» TASK INSTRUCTIONS
Would you restate the listing word for word, with the images omitted?

» SOURCE INFORMATION
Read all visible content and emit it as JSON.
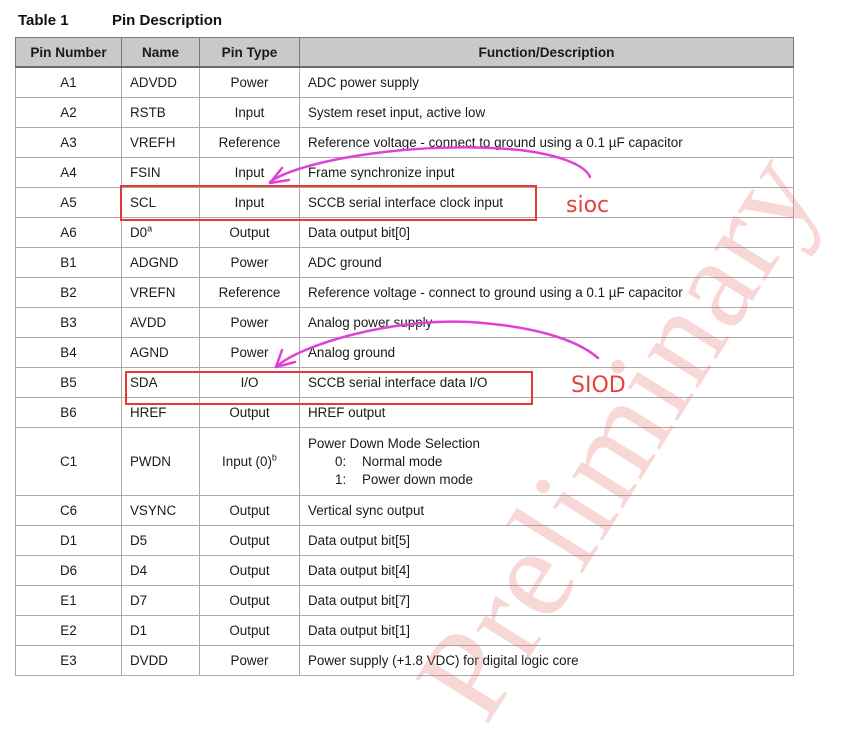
{
  "caption": {
    "table_number": "Table 1",
    "title": "Pin Description"
  },
  "columns": [
    "Pin Number",
    "Name",
    "Pin Type",
    "Function/Description"
  ],
  "rows": [
    {
      "pin": "A1",
      "name": "ADVDD",
      "type": "Power",
      "desc": "ADC power supply"
    },
    {
      "pin": "A2",
      "name": "RSTB",
      "type": "Input",
      "desc": "System reset input, active low"
    },
    {
      "pin": "A3",
      "name": "VREFH",
      "type": "Reference",
      "desc": "Reference voltage - connect to ground using a 0.1 µF capacitor"
    },
    {
      "pin": "A4",
      "name": "FSIN",
      "type": "Input",
      "desc": "Frame synchronize input"
    },
    {
      "pin": "A5",
      "name": "SCL",
      "type": "Input",
      "desc": "SCCB serial interface clock input"
    },
    {
      "pin": "A6",
      "name": "D0",
      "name_sup": "a",
      "type": "Output",
      "desc": "Data output bit[0]"
    },
    {
      "pin": "B1",
      "name": "ADGND",
      "type": "Power",
      "desc": "ADC ground"
    },
    {
      "pin": "B2",
      "name": "VREFN",
      "type": "Reference",
      "desc": "Reference voltage - connect to ground using a 0.1 µF capacitor"
    },
    {
      "pin": "B3",
      "name": "AVDD",
      "type": "Power",
      "desc": "Analog power supply"
    },
    {
      "pin": "B4",
      "name": "AGND",
      "type": "Power",
      "desc": "Analog ground"
    },
    {
      "pin": "B5",
      "name": "SDA",
      "type": "I/O",
      "desc": "SCCB serial interface data I/O"
    },
    {
      "pin": "B6",
      "name": "HREF",
      "type": "Output",
      "desc": "HREF output"
    },
    {
      "pin": "C1",
      "name": "PWDN",
      "type": "Input (0)",
      "type_sup": "b",
      "desc": "Power Down Mode Selection",
      "options": [
        {
          "key": "0:",
          "text": "Normal mode"
        },
        {
          "key": "1:",
          "text": "Power down mode"
        }
      ]
    },
    {
      "pin": "C6",
      "name": "VSYNC",
      "type": "Output",
      "desc": "Vertical sync output"
    },
    {
      "pin": "D1",
      "name": "D5",
      "type": "Output",
      "desc": "Data output bit[5]"
    },
    {
      "pin": "D6",
      "name": "D4",
      "type": "Output",
      "desc": "Data output bit[4]"
    },
    {
      "pin": "E1",
      "name": "D7",
      "type": "Output",
      "desc": "Data output bit[7]"
    },
    {
      "pin": "E2",
      "name": "D1",
      "type": "Output",
      "desc": "Data output bit[1]"
    },
    {
      "pin": "E3",
      "name": "DVDD",
      "type": "Power",
      "desc": "Power supply (+1.8 VDC) for digital logic core"
    }
  ],
  "annotations": {
    "sioc_label": "sioc",
    "siod_label": "SIOD",
    "watermark": "Preliminary",
    "box_color": "#e53b34",
    "arrow_color": "#e040d8",
    "watermark_color": "#e66e6e"
  }
}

» TASK RESULT
Read all visible content and emit it as JSON.
{
  "caption": {
    "table_number": "Table 1",
    "title": "Pin Description"
  },
  "columns": [
    "Pin Number",
    "Name",
    "Pin Type",
    "Function/Description"
  ],
  "rows": [
    {
      "pin": "A1",
      "name": "ADVDD",
      "type": "Power",
      "desc": "ADC power supply"
    },
    {
      "pin": "A2",
      "name": "RSTB",
      "type": "Input",
      "desc": "System reset input, active low"
    },
    {
      "pin": "A3",
      "name": "VREFH",
      "type": "Reference",
      "desc": "Reference voltage - connect to ground using a 0.1 µF capacitor"
    },
    {
      "pin": "A4",
      "name": "FSIN",
      "type": "Input",
      "desc": "Frame synchronize input"
    },
    {
      "pin": "A5",
      "name": "SCL",
      "type": "Input",
      "desc": "SCCB serial interface clock input"
    },
    {
      "pin": "A6",
      "name": "D0",
      "name_sup": "a",
      "type": "Output",
      "desc": "Data output bit[0]"
    },
    {
      "pin": "B1",
      "name": "ADGND",
      "type": "Power",
      "desc": "ADC ground"
    },
    {
      "pin": "B2",
      "name": "VREFN",
      "type": "Reference",
      "desc": "Reference voltage - connect to ground using a 0.1 µF capacitor"
    },
    {
      "pin": "B3",
      "name": "AVDD",
      "type": "Power",
      "desc": "Analog power supply"
    },
    {
      "pin": "B4",
      "name": "AGND",
      "type": "Power",
      "desc": "Analog ground"
    },
    {
      "pin": "B5",
      "name": "SDA",
      "type": "I/O",
      "desc": "SCCB serial interface data I/O"
    },
    {
      "pin": "B6",
      "name": "HREF",
      "type": "Output",
      "desc": "HREF output"
    },
    {
      "pin": "C1",
      "name": "PWDN",
      "type": "Input (0)",
      "type_sup": "b",
      "desc": "Power Down Mode Selection",
      "options": [
        {
          "key": "0:",
          "text": "Normal mode"
        },
        {
          "key": "1:",
          "text": "Power down mode"
        }
      ]
    },
    {
      "pin": "C6",
      "name": "VSYNC",
      "type": "Output",
      "desc": "Vertical sync output"
    },
    {
      "pin": "D1",
      "name": "D5",
      "type": "Output",
      "desc": "Data output bit[5]"
    },
    {
      "pin": "D6",
      "name": "D4",
      "type": "Output",
      "desc": "Data output bit[4]"
    },
    {
      "pin": "E1",
      "name": "D7",
      "type": "Output",
      "desc": "Data output bit[7]"
    },
    {
      "pin": "E2",
      "name": "D1",
      "type": "Output",
      "desc": "Data output bit[1]"
    },
    {
      "pin": "E3",
      "name": "DVDD",
      "type": "Power",
      "desc": "Power supply (+1.8 VDC) for digital logic core"
    }
  ],
  "annotations": {
    "sioc_label": "sioc",
    "siod_label": "SIOD",
    "watermark": "Preliminary",
    "box_color": "#e53b34",
    "arrow_color": "#e040d8",
    "watermark_color": "#e66e6e"
  }
}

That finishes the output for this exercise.